For example, there was the time a kid farted really loudly during my lecture about gerunds, and there were a bunch of accusations and counter-accusations about who dealt it and who smelt it and who denied it and who supplied it. Even though I’m all for swift justice, even I believe that the accused must get a fair hearing before the classroom tribunal before being socially ostracized.

That kind of thing is entertaining for a page or two, but you can’t sustain a novel with it. I don’t think anybody would read 500 pages of that.

Then there’s the occasional (white)teacher saves (not white) student story, but those stories are kind of sappy and they’re not my style. I don’t think any kid farted in Freedom Writers. I’ll admit, one of the characters in my novel (that I think will be finished soon) is a teacher, but teaching is more like an annoyance to him than his identifying trait.
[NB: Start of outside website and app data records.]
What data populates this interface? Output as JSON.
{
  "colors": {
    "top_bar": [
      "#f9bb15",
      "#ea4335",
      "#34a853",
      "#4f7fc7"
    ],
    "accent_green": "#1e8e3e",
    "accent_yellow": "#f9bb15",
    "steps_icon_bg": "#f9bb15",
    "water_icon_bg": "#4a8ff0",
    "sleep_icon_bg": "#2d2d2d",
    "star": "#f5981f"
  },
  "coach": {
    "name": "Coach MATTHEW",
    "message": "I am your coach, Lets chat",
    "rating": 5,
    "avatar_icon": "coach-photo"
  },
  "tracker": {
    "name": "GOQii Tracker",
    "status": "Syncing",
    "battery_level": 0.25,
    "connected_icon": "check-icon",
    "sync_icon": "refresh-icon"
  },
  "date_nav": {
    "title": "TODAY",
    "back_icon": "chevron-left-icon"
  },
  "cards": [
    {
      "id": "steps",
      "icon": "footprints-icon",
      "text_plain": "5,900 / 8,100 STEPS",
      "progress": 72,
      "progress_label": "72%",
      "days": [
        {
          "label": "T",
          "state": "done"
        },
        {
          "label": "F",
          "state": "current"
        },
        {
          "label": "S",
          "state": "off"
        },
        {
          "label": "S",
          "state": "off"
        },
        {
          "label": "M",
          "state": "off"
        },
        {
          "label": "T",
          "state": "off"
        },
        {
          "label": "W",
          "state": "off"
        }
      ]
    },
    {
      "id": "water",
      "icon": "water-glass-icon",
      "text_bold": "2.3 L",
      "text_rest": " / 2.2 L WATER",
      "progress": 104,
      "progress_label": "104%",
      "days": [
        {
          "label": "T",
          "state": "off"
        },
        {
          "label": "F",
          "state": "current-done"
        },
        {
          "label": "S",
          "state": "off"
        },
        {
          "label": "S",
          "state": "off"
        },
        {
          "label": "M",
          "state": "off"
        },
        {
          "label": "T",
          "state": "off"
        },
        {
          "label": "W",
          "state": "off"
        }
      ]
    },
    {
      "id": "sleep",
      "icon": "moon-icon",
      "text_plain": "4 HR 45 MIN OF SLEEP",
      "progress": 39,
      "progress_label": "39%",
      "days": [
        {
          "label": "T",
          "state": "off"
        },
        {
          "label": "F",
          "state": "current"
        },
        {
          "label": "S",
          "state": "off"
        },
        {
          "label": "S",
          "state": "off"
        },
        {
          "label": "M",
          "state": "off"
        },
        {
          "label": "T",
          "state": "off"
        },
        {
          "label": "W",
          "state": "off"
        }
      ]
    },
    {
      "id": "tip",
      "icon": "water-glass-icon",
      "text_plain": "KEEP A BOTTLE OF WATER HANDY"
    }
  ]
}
Maybe back in 1958 Anatomy of a Murder was cutting edge courtroom drama. You have to remember that back then television was black & white with only three channels. There was no cable. There was no internet. Movie theaters had one screen. Elvis Presley was controversial because he shook his hips. You had to talk to the operator to make a phone call (maybe that was in 1938, not 1958). And the phone had to be plugged in to the wall. And the phone was just a phone.

I can’t blame Anatomy of a Murder for being cutting edge in 1958. It’s not this book’s fault that it got copied by a bunch of other legal thriller authors. Even so, 500 pages was a little long.